2. Motivation • Radial in-fall simplifies calculations tremendously • Total energy output and waveforms calculable by multiple methods • Results of various methods and authors easy to compare • Intense source of gravitational radiation • May be first detected by LIGO • Reaches limits of mass-energy to GW conversion • Look at size and shape of craters on the moon!

3. Newton • No GW, action at a distance, instantaneous propagation • But, as derived in class combine with Linearized Gravity gives fairly good result! Solving the differential equation, setting Rs = 2 G M / c2, and z[tmax] = R

4. Linearized Gravity Given the energy output and the Mass Quadrupole Moment We integrate from -infinity to tmax and get Setting R = Rs the prediction is 0.019 m c2 (m / M)

5. Mathematica code

6. Mathematica code, cont.

7. Mathematica code, cont. The above result is about twice the value predicted when the background curved spacetime is taken into account. See Animation for a hint as to why***

8. Radial In-fall into a Schwarzschild Black Hole Using Curved Background • Davis, Ruffini, Press and Price [1971] were among the first to accurately describe the radial in-fall problem in terms of the wave form of the gravitational radiation and the total energy of the outgoing waves. • Employed Fourier transformations of metric perturbations crafted by Regge and Wheeler. • Interprets the gravity wave generation as the result of vibrations or quasinormal modes in the horizon caused by the impacting mass. • Paper did not detail the methods for solution or give the explicit amplitude solutions for any of the modes but they did give an overall result of • Etotal = 0.0104 m c2 (m / M) . • Listed methods as direct integration of Zerilli wave equation with a numerical search technique so that incoming waves only at Rs and outgoing waves only at infinity are found. Also Greens function technique. • Next slide shows equations to be solved.

9. Analytic perturbation mathematical methods

10. Relativistic In-fall to Schwarzschild • Smarr [1977] predicted a zero-frequency limit (ZFL) dE/dw, w -> 0 that is easily calculable for masses with a non-zero velocity at infinity • Able to make an order of magnitude estimate of energy for each polarization and the angular dependence. • Cardoso confirms ZFL of Smarr, and estimate of energy using Regge-Wheeler-Sasaki formalism • (dE/dw) w -> 0 = 0.4244m2 c2g2 • Etotal = 0.26m c2g2 (m / M) • Perturbation calculation gives excellent agreement with Smarr’s ZFL method as v -> 1 at infinity. • (dE/dw) w -> 0 = 4/(3 p) m2 c2g2 = 0.4244m2 c2g2 • Etotal = 0.2m c2g2 (m / M) • Next few slides detail Smarr’s ZFL method.
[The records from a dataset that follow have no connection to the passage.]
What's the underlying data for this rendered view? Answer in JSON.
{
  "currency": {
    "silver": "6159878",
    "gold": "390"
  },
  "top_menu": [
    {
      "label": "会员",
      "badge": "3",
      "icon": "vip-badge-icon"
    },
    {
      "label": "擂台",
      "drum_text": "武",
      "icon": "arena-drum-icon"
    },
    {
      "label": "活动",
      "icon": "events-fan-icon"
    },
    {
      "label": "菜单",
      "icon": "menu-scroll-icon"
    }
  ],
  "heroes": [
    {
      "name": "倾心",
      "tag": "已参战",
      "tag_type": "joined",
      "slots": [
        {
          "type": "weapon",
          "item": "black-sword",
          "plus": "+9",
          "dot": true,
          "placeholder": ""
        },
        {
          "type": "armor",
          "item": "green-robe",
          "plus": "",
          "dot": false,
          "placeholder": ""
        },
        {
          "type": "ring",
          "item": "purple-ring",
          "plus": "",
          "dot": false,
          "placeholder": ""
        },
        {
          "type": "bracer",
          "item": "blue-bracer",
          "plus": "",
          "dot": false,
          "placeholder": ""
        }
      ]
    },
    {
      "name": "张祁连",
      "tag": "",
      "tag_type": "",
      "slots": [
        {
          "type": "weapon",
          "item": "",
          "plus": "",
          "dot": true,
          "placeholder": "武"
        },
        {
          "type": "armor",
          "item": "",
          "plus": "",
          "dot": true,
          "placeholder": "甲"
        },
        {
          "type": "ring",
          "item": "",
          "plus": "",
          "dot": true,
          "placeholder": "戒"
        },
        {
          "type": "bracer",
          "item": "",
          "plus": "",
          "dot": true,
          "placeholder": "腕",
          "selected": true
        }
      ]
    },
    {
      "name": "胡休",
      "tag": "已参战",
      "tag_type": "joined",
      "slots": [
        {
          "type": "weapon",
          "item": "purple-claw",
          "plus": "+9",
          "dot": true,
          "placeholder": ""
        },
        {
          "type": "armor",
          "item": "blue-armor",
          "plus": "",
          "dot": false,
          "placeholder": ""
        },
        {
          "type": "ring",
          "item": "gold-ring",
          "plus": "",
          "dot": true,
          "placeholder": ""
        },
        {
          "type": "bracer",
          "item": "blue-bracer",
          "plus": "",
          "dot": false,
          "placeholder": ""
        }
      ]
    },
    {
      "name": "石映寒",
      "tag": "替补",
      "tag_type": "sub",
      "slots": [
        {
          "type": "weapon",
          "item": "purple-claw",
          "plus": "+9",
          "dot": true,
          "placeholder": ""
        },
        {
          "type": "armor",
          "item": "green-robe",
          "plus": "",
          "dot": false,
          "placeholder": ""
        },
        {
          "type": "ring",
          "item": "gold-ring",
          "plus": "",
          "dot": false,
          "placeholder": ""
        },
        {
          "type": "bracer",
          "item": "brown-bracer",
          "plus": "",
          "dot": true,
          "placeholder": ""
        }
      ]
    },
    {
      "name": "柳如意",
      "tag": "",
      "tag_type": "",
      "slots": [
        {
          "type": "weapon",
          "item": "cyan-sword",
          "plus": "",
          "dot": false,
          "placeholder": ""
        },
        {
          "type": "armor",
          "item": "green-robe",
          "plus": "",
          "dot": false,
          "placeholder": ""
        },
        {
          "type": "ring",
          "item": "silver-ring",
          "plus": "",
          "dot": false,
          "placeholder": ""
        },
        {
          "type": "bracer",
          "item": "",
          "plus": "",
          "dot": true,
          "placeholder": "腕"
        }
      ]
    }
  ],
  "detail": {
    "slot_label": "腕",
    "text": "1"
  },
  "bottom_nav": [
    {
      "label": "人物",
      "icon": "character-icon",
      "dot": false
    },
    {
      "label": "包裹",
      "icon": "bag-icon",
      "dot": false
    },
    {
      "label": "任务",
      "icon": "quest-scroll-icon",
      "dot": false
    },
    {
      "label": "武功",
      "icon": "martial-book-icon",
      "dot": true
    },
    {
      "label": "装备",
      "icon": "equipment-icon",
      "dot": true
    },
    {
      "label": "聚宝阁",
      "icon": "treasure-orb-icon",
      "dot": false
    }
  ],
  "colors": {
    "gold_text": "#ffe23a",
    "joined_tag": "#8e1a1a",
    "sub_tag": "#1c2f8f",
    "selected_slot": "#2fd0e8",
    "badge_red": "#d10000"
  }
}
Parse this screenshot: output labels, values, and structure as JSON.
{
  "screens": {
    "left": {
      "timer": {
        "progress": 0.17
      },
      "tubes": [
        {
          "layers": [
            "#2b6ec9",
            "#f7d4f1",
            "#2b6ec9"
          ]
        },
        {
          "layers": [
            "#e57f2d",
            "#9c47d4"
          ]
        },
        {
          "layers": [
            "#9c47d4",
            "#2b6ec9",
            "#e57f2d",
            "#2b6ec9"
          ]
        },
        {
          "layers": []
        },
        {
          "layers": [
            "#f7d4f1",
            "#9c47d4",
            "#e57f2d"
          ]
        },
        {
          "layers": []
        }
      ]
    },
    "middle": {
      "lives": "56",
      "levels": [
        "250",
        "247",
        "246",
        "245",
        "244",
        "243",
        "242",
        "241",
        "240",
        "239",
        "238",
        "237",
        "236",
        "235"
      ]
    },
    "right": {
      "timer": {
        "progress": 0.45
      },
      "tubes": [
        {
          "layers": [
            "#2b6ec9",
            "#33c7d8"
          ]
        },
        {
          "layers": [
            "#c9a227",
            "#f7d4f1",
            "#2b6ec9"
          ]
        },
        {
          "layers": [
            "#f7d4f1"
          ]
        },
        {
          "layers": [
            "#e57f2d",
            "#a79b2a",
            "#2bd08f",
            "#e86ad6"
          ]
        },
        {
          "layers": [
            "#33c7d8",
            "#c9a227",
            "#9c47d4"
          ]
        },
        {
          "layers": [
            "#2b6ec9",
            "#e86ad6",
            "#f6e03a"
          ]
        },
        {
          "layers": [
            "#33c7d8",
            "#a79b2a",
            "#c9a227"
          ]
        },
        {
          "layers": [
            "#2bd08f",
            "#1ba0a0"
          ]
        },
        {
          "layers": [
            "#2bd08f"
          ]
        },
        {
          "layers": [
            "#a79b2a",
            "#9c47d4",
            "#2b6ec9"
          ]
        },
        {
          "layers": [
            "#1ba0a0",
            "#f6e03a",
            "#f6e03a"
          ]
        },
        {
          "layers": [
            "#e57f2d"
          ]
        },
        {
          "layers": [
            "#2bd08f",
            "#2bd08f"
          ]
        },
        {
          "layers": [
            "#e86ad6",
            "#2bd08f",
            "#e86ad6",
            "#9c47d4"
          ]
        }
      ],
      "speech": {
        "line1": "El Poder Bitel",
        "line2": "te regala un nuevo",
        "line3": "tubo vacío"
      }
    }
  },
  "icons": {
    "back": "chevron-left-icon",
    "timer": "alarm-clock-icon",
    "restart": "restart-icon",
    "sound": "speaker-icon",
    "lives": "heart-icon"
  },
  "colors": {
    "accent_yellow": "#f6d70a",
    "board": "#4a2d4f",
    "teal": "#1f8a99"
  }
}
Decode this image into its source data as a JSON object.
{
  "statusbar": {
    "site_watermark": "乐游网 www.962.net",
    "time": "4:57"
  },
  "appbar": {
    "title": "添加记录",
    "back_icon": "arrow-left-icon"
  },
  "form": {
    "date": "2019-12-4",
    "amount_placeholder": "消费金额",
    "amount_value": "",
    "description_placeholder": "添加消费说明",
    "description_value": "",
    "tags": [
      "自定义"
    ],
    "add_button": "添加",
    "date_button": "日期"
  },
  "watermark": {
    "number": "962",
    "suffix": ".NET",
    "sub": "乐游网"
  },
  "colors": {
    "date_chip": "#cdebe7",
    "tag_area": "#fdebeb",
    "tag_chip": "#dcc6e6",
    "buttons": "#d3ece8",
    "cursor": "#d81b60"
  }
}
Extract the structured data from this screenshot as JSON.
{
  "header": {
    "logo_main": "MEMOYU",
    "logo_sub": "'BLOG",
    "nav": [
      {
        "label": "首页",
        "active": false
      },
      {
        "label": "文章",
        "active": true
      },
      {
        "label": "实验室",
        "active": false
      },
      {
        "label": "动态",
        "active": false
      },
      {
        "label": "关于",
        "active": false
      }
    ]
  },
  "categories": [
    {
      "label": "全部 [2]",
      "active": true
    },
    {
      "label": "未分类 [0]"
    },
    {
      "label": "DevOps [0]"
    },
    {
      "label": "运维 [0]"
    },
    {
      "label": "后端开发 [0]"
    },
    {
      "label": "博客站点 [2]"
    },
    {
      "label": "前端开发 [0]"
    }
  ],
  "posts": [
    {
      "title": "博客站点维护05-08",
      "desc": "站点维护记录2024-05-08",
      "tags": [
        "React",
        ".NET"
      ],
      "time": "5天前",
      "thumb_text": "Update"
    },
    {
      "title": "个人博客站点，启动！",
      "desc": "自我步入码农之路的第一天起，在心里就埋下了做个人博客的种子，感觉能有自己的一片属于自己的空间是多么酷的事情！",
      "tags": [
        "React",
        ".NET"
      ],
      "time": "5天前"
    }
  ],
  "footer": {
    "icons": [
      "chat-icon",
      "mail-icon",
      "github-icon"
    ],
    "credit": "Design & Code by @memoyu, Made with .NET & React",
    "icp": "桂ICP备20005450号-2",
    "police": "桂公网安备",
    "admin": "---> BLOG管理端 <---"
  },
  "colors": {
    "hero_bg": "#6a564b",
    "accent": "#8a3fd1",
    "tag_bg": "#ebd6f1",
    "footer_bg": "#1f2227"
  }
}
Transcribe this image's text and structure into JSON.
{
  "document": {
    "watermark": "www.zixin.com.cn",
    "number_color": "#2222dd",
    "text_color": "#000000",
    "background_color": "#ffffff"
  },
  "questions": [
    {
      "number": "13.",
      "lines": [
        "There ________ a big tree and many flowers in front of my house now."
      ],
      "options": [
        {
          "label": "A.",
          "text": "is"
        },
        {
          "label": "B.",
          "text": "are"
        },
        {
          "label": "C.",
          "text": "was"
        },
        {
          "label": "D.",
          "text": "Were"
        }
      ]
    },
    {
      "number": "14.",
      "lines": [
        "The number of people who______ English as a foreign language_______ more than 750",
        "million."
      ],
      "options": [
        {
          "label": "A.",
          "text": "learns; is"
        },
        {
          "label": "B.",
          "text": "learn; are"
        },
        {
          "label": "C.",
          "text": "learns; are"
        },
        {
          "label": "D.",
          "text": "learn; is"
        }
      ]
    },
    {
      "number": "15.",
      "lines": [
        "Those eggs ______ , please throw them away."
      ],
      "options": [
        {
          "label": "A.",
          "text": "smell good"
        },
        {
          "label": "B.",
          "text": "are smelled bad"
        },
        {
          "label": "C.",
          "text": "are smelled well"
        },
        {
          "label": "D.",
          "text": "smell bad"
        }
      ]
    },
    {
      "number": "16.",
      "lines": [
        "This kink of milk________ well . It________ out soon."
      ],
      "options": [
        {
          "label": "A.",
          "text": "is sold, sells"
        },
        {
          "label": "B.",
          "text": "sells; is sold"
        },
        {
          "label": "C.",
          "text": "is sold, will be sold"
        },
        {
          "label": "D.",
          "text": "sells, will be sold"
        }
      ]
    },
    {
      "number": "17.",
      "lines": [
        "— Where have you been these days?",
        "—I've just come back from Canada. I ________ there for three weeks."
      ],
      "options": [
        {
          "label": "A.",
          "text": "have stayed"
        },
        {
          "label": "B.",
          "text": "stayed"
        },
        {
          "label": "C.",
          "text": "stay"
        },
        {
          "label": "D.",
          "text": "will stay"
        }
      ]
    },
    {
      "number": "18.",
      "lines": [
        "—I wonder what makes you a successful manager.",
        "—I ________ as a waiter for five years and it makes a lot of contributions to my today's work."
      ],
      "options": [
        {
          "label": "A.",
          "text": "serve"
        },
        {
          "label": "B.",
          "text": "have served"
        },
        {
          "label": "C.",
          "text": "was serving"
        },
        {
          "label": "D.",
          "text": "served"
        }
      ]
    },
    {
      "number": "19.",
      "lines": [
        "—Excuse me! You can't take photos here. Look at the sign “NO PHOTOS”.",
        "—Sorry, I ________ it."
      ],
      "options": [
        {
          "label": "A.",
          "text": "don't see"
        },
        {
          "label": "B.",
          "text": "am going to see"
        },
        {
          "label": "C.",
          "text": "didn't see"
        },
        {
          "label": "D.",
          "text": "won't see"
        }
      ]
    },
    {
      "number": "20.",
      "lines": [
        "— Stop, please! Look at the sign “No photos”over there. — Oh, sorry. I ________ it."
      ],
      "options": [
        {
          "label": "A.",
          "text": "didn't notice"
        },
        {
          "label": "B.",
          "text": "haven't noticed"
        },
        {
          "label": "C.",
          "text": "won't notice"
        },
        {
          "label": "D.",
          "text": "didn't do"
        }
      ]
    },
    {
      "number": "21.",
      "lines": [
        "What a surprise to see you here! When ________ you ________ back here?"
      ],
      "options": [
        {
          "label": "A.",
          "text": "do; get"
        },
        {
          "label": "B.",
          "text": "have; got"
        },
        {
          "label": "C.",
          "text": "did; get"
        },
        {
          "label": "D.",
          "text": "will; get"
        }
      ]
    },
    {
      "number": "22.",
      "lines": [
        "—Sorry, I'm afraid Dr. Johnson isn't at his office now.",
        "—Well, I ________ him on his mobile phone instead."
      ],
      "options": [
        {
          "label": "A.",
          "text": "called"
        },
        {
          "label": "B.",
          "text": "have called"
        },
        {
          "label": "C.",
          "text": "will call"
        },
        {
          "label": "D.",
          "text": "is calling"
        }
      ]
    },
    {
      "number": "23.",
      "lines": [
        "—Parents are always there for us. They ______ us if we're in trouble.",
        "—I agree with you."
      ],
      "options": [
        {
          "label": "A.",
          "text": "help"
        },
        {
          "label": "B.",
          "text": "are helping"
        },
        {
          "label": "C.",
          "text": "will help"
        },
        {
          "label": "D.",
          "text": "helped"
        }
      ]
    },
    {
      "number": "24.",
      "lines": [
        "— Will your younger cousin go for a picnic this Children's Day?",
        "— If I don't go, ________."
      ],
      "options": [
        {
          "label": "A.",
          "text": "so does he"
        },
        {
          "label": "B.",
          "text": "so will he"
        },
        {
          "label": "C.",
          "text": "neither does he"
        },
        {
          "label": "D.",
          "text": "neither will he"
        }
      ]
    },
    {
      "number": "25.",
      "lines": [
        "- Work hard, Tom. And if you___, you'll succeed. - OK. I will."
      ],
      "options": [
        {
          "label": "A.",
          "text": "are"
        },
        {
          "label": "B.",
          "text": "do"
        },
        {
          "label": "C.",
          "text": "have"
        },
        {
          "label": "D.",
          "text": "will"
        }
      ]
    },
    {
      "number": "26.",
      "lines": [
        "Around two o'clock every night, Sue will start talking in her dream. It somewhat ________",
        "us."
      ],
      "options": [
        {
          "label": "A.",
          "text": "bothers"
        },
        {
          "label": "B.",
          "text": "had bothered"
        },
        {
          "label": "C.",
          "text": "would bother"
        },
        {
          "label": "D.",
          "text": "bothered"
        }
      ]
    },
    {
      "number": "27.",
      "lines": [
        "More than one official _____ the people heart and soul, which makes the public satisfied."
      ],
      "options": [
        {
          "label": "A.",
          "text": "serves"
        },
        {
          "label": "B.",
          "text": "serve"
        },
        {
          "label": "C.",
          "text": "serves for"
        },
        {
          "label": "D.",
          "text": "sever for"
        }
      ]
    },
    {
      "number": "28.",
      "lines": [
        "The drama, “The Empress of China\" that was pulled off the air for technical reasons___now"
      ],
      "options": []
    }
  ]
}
11. Infall Along the Z-Axis of a Kerr Black Hole • Nakamura and Sasaki [1982] have taken the analysis a step further and found the gravitational radiation produced by the in-fall of a non-rotating test mass along the z-axis of a spinning black hole. • Using a finite difference method they found the total energy radiated • 0.0170m c2 (m / M) when a = 0.99. • Cardoso and Lemos [2006] used the above Sasaki-Nakamura formalism to find the gravitational radiation when the impacting object is highly relativistic at infinity. • They found that for a collision along the symmetry axis the total energy is 0.31m c2g2 (m / M) for a = 0.999 M. • The equatorial limit is 0.69m c2g2 (m / M) for a = 0.999 M, v -> 1 • Represents the most efficient gravitational wave generator in the universe • See animation for hint why Equatorial > Radial GW generator****

12. GW From spinning particle into spinning BH • Mino, Shibata, Takahiro [1995] examined z-axis, 0 in-fall velocity case • 0.0106m c2(m / M) , Parallel a = 0.99 M and m • 0.0298m c2(m / M) , Antiparallel a = 0.99 M and m • The parallel spin case is nearly same as spin zero case of Davis in 1971 • 0.0104 m c2 (m / M) • Intermediate to result when no spin falls into spin = 0.99 M • 0.0170m c2 (m / M) • Two factors at work here • Spin-spin interaction described by Papapetrou-Dixon equations • Energy-momentum tensor of the spinning particle • Magnificent treatment, combining Papapetrou-Dixon equations with Teukolski formalism, using the Sasaki-Nakamura formulation